I had a folklore professor who was really old in the 70's already, and he had a collection of 78s (really old phonograph records, for the youngsters in the readership ) of collected folklore and one was a woman telling a story about Sean the Giantkiller or some such. He asked us what we could tell about it just from the first few lines and my hand shot up (because it was prone to do so), but this one was GOOD, and very memorable for me. She was pronouncing Sean as the word for already having looked: "Seen." I said "She learned it from a book."
Right. So she didn't have that one from the oral tradition, but had jumpstarted from a written source.
I like this modern commentary on English, but when I look at it I really do appreciate how meaning is conveyed so much by the appearance of the words, in English:
It also sheds light on why "bad spelling" (wrong word choice) is so irritating to visual readers. It provides wrong information.
Kirby, the other day, was all het up about there being an apostrophe in Seasons Greetings or something on the window at the pizza place where he works. Or maybe it was Happy Holiday's. He really wanted it scraped off, but the management wasn't concerned. Kirby has never had a spelling lessons, just a few spelling conversations.
Daniel Midgley I have to show this to an ageing atheist sheik. He's eighty.
...But Leisure and Seize can do as they please.

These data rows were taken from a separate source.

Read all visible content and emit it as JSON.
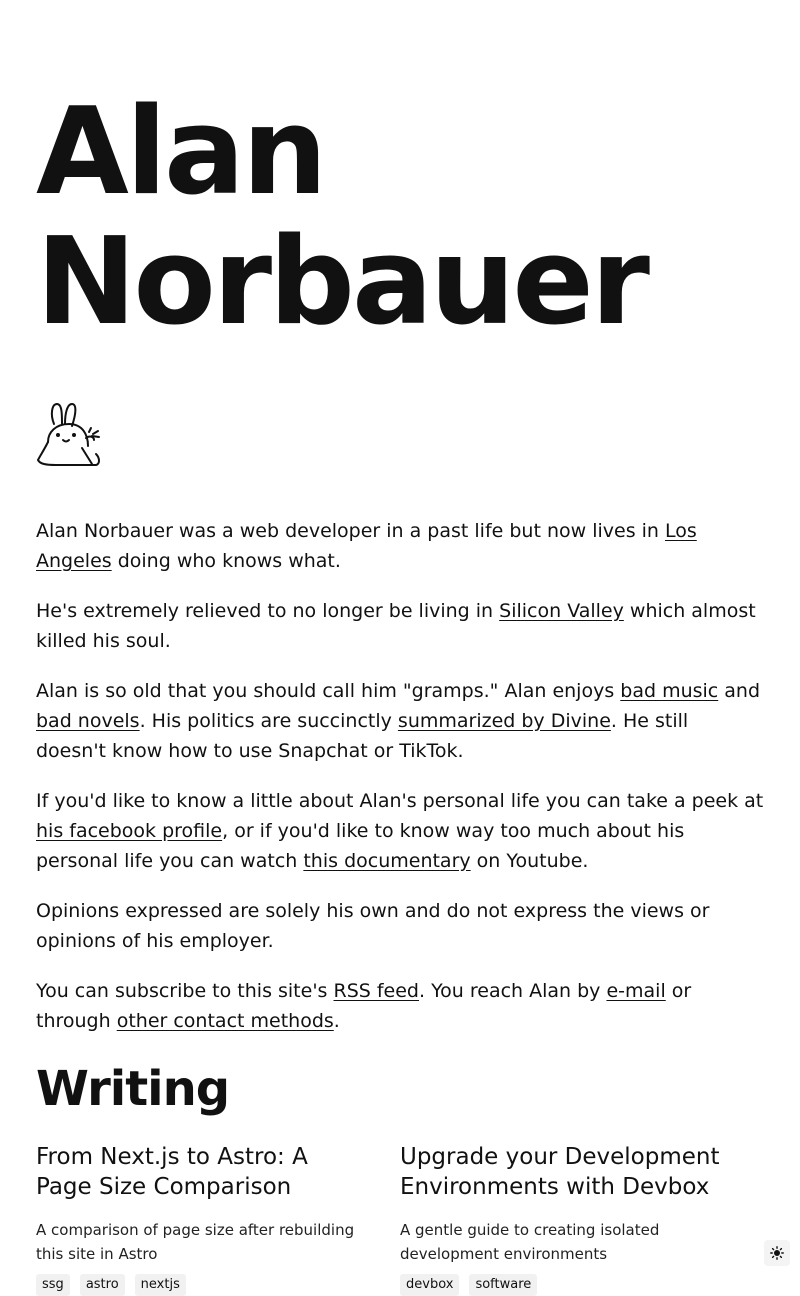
{
  "hero": {
    "line1": "Alan",
    "line2": "Norbauer"
  },
  "bio": {
    "p1": {
      "t1": "Alan Norbauer was a web developer in a past life but now lives in ",
      "link1": "Los Angeles",
      "t2": " doing who knows what."
    },
    "p2": {
      "t1": "He's extremely relieved to no longer be living in ",
      "link1": "Silicon Valley",
      "t2": " which almost killed his soul."
    },
    "p3": {
      "t1": "Alan is so old that you should call him \"gramps.\" Alan enjoys ",
      "link1": "bad music",
      "t2": " and ",
      "link2": "bad novels",
      "t3": ". His politics are succinctly ",
      "link3": "summarized by Divine",
      "t4": ". He still doesn't know how to use Snapchat or TikTok."
    },
    "p4": {
      "t1": "If you'd like to know a little about Alan's personal life you can take a peek at ",
      "link1": "his facebook profile",
      "t2": ", or if you'd like to know way too much about his personal life you can watch ",
      "link2": "this documentary",
      "t3": " on Youtube."
    },
    "p5": {
      "t1": "Opinions expressed are solely his own and do not express the views or opinions of his employer."
    },
    "p6": {
      "t1": "You can subscribe to this site's ",
      "link1": "RSS feed",
      "t2": ". You reach Alan by ",
      "link2": "e-mail",
      "t3": " or through ",
      "link3": "other contact methods",
      "t4": "."
    }
  },
  "writing": {
    "title": "Writing",
    "posts": [
      {
        "title": "From Next.js to Astro: A Page Size Comparison",
        "description": "A comparison of page size after rebuilding this site in Astro",
        "tags": [
          "ssg",
          "astro",
          "nextjs"
        ]
      },
      {
        "title": "Upgrade your Development Environments with Devbox",
        "description": "A gentle guide to creating isolated development environments",
        "tags": [
          "devbox",
          "software"
        ]
      }
    ]
  },
  "icons": {
    "logo": "bunny-with-carrot-icon",
    "theme": "sun-icon"
  }
}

"Weird" is weird.
"sounded as 'a'"
"science" and lots of words ending in science
"Keith" (names in general)